> _Task to complete_:
Identify each line below that contains the word "static", and copy it out.

● ● ●

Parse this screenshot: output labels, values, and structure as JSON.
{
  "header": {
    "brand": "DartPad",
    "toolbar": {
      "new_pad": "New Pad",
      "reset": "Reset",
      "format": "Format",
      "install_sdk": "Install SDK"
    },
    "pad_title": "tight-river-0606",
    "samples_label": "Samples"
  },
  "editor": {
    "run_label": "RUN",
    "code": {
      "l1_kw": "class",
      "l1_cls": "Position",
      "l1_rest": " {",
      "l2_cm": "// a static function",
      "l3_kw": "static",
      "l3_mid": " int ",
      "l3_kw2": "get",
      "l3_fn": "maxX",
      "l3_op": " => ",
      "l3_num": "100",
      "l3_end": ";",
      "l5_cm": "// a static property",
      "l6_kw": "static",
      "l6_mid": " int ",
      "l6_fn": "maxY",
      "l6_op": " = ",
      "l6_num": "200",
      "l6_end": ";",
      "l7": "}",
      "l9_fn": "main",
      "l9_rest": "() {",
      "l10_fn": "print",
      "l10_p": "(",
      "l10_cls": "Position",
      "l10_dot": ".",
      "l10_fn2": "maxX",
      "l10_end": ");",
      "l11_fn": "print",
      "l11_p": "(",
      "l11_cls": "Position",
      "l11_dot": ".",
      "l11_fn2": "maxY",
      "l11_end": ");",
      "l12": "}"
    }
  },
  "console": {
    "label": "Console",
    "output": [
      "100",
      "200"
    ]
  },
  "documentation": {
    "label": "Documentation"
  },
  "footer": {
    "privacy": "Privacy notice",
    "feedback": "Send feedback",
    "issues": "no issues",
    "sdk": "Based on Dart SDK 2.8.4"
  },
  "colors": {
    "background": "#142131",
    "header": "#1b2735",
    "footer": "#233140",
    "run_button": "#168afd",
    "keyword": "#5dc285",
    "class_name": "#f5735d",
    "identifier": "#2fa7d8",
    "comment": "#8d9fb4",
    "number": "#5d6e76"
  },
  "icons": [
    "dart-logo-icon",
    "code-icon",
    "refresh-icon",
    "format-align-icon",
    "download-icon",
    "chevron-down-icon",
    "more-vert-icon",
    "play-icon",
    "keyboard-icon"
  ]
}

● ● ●

> _Reply_:
      "l2_cm": "// a static function",
      "l3_kw": "static",
      "l5_cm": "// a static property",
      "l6_kw": "static",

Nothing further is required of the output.